The bill’s titles are written by its sponsor.
Sponsor and status
Apr 25, 1991
102nd Congress, 1991–1992
Died in a previous Congress
This bill was introduced on April 25, 1991, in a previous session of Congress, but was not enacted.
Senator for Maine
What stakeholders are saying
Apr 25, 1991
Bills and resolutions are referred to committees which debate the bill before possibly sending it on to the whole chamber.
S. 955 (102nd) was a bill in the United States Congress.
A bill must be passed by both the House and Senate in identical form and then be signed by the President to become law.
This bill was introduced in the 102nd Congress, which met from Jan 3, 1991 to Oct 9, 1992. Legislation not enacted by the end of a Congress is cleared from the books.
How to cite this information.
We recommend the following MLA-formatted citation when using the information you see here in academic work:
Civic Impulse. (2018). S. 955 — 102nd Congress: State Thrift Deposit Insurance Premium Act of 1991. Retrieved from https://www.govtrack.us/congress/bills/102/s955
“S. 955 — 102nd Congress: State Thrift Deposit Insurance Premium Act of 1991.” www.GovTrack.us. 1991. February 23, 2018 <https://www.govtrack.us/congress/bills/102/s955>
|title=S. 955 (102nd)
|accessdate=February 23, 2018
|author=102nd Congress (1991)
|date=April 25, 1991
|quote=State Thrift Deposit Insurance Premium Act of 1991
Where is this information from?

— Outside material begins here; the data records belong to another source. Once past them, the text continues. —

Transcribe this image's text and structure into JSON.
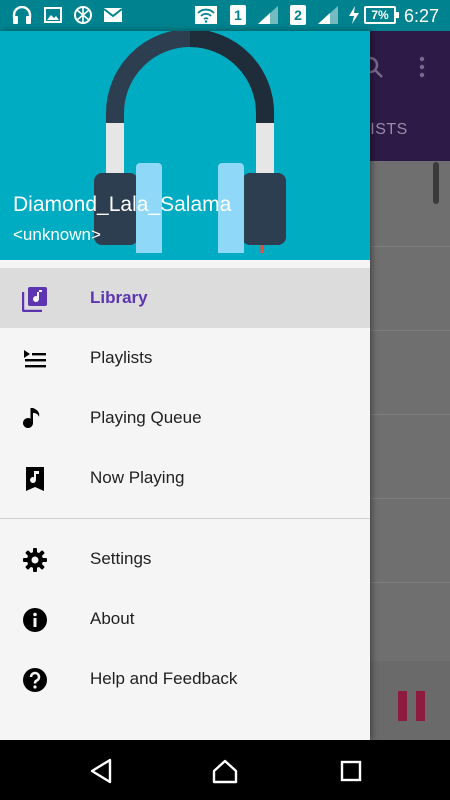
{
  "status_bar": {
    "icons": [
      "headset-icon",
      "gallery-icon",
      "vpn-icon",
      "mail-icon",
      "wifi-icon",
      "signal-icon",
      "charging-icon"
    ],
    "sim1_label": "1",
    "sim2_label": "2",
    "battery_text": "7%",
    "time": "6:27"
  },
  "background_app": {
    "tab_label": "TISTS",
    "toolbar_color": "#2e1a47",
    "pause_color": "#8e1b3d"
  },
  "drawer": {
    "header": {
      "background": "#00acc1",
      "track_title": "Diamond_Lala_Salama",
      "artist": "<unknown>",
      "art_icon": "headphones-art"
    },
    "items": [
      {
        "label": "Library",
        "icon": "library-music-icon",
        "active": true
      },
      {
        "label": "Playlists",
        "icon": "playlist-icon",
        "active": false
      },
      {
        "label": "Playing Queue",
        "icon": "music-note-icon",
        "active": false
      },
      {
        "label": "Now Playing",
        "icon": "now-playing-icon",
        "active": false
      }
    ],
    "secondary_items": [
      {
        "label": "Settings",
        "icon": "gear-icon"
      },
      {
        "label": "About",
        "icon": "info-icon"
      },
      {
        "label": "Help and Feedback",
        "icon": "help-icon"
      }
    ],
    "accent_color": "#5e35b1"
  },
  "nav_bar": {
    "buttons": [
      "back-icon",
      "home-icon",
      "recents-icon"
    ]
  }
}
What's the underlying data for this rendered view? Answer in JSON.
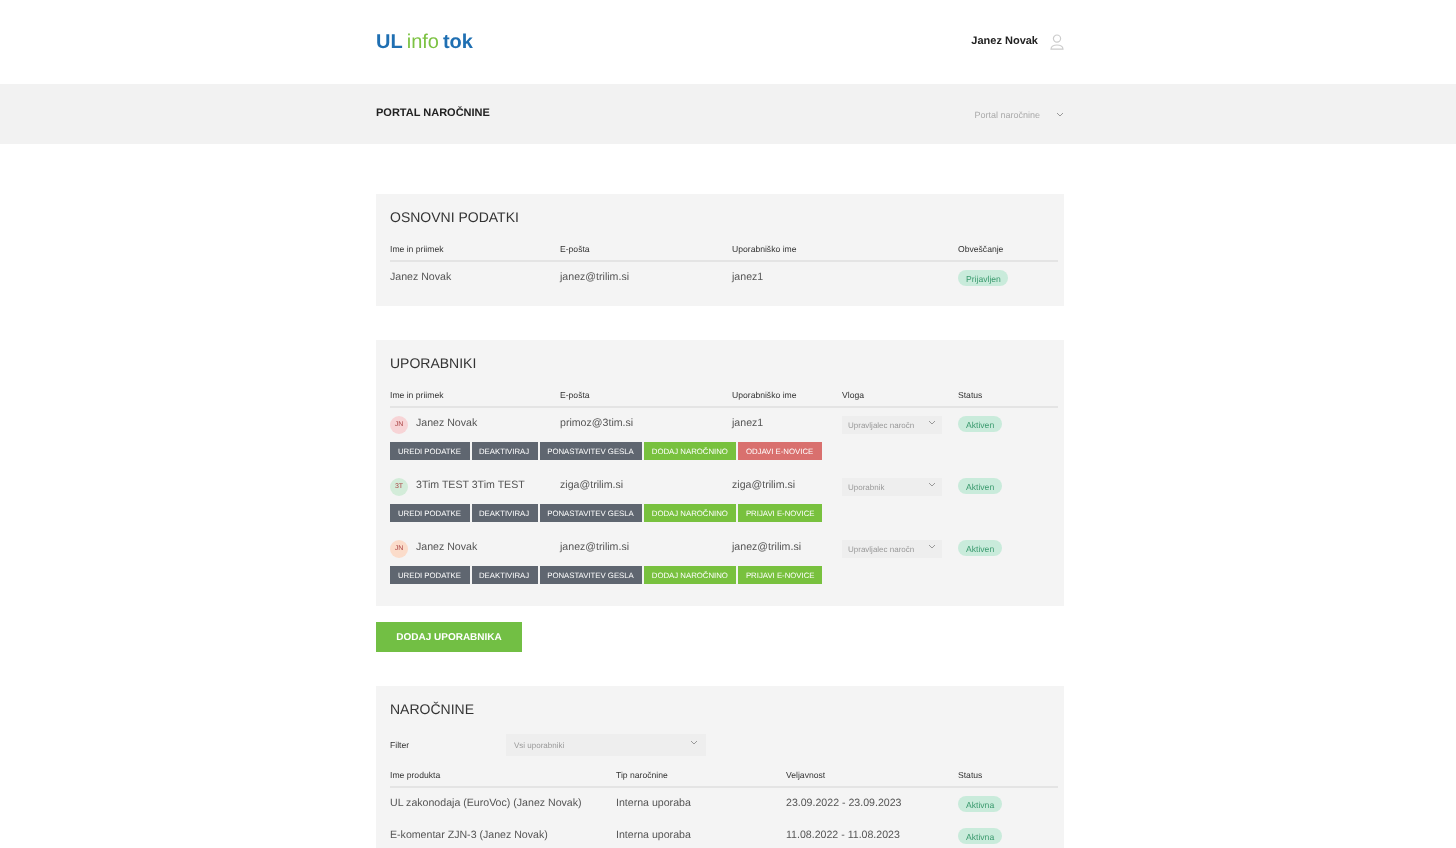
{
  "header": {
    "logo": {
      "part_1": "UL",
      "part_2": "info",
      "part_3": "tok"
    },
    "user_name": "Janez Novak"
  },
  "page_bar": {
    "title": "PORTAL NAROČNINE",
    "selector": "Portal naročnine"
  },
  "basic_data": {
    "title": "OSNOVNI PODATKI",
    "columns": [
      "Ime in priimek",
      "E-pošta",
      "Uporabniško ime",
      "Obveščanje"
    ],
    "row": {
      "name": "Janez Novak",
      "email": "janez@trilim.si",
      "username": "janez1",
      "notification": "Prijavljen"
    }
  },
  "users": {
    "title": "UPORABNIKI",
    "columns": [
      "Ime in priimek",
      "E-pošta",
      "Uporabniško ime",
      "Vloga",
      "Status"
    ],
    "rows": [
      {
        "initials": "JN",
        "color": "#f7d4d6",
        "name": "Janez Novak",
        "email": "primoz@3tim.si",
        "username": "janez1",
        "role": "Upravljalec naročn",
        "status": "Aktiven",
        "actions": [
          {
            "label": "UREDI PODATKE",
            "kind": "dark"
          },
          {
            "label": "DEAKTIVIRAJ",
            "kind": "dark"
          },
          {
            "label": "PONASTAVITEV GESLA",
            "kind": "dark"
          },
          {
            "label": "DODAJ NAROČNINO",
            "kind": "green"
          },
          {
            "label": "ODJAVI E-NOVICE",
            "kind": "red"
          }
        ]
      },
      {
        "initials": "3T",
        "color": "#d3ecd9",
        "name": "3Tim TEST 3Tim TEST",
        "email": "ziga@trilim.si",
        "username": "ziga@trilim.si",
        "role": "Uporabnik",
        "status": "Aktiven",
        "actions": [
          {
            "label": "UREDI PODATKE",
            "kind": "dark"
          },
          {
            "label": "DEAKTIVIRAJ",
            "kind": "dark"
          },
          {
            "label": "PONASTAVITEV GESLA",
            "kind": "dark"
          },
          {
            "label": "DODAJ NAROČNINO",
            "kind": "green"
          },
          {
            "label": "PRIJAVI E-NOVICE",
            "kind": "green"
          }
        ]
      },
      {
        "initials": "JN",
        "color": "#fbdcca",
        "name": "Janez Novak",
        "email": "janez@trilim.si",
        "username": "janez@trilim.si",
        "role": "Upravljalec naročn",
        "status": "Aktiven",
        "actions": [
          {
            "label": "UREDI PODATKE",
            "kind": "dark"
          },
          {
            "label": "DEAKTIVIRAJ",
            "kind": "dark"
          },
          {
            "label": "PONASTAVITEV GESLA",
            "kind": "dark"
          },
          {
            "label": "DODAJ NAROČNINO",
            "kind": "green"
          },
          {
            "label": "PRIJAVI E-NOVICE",
            "kind": "green"
          }
        ]
      }
    ]
  },
  "add_user_button": "DODAJ UPORABNIKA",
  "subscriptions": {
    "title": "NAROČNINE",
    "filter_label": "Filter",
    "filter_placeholder": "Vsi uporabniki",
    "columns": [
      "Ime produkta",
      "Tip naročnine",
      "Veljavnost",
      "Status"
    ],
    "rows": [
      {
        "product": "UL zakonodaja (EuroVoc) (Janez Novak)",
        "type": "Interna uporaba",
        "validity": "23.09.2022 - 23.09.2023",
        "status": "Aktivna"
      },
      {
        "product": "E-komentar ZJN-3 (Janez Novak)",
        "type": "Interna uporaba",
        "validity": "11.08.2022 - 11.08.2023",
        "status": "Aktivna"
      }
    ]
  }
}
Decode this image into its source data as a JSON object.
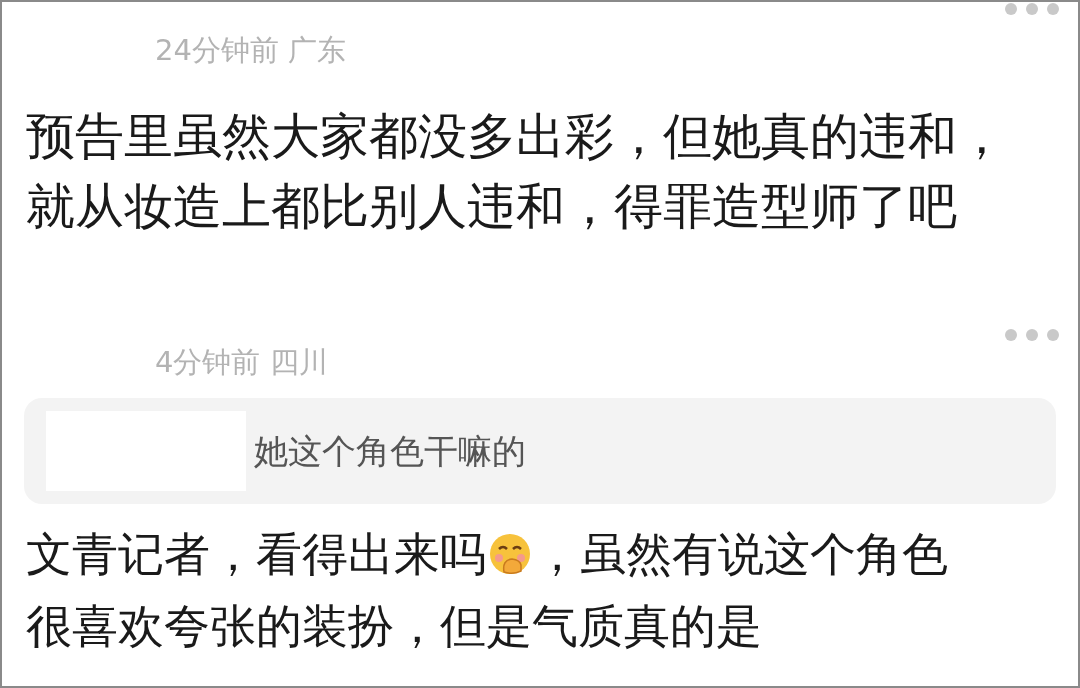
{
  "comments": [
    {
      "meta": "24分钟前 广东",
      "body": "预告里虽然大家都没多出彩，但她真的违和，就从妆造上都比别人违和，得罪造型师了吧"
    },
    {
      "meta": "4分钟前 四川",
      "quote": {
        "text": "她这个角色干嘛的",
        "redacted": true
      },
      "body_lines": [
        {
          "segments": [
            {
              "kind": "text",
              "text": "文青记者，看得出来吗"
            },
            {
              "kind": "emoji"
            },
            {
              "kind": "text",
              "text": "，虽然有说这个角色"
            }
          ]
        },
        {
          "segments": [
            {
              "kind": "text",
              "text": "很喜欢夸张的装扮，但是气质真的是"
            }
          ]
        }
      ]
    }
  ]
}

GovTrack automatically collects legislative information from a variety of governmental and non-governmental sources. This page is sourced primarily from Congress.gov, the official portal of the United States Congress. Congress.gov is generally updated one day after events occur, and so legislative activity shown here may be one day behind. Data via the congress project.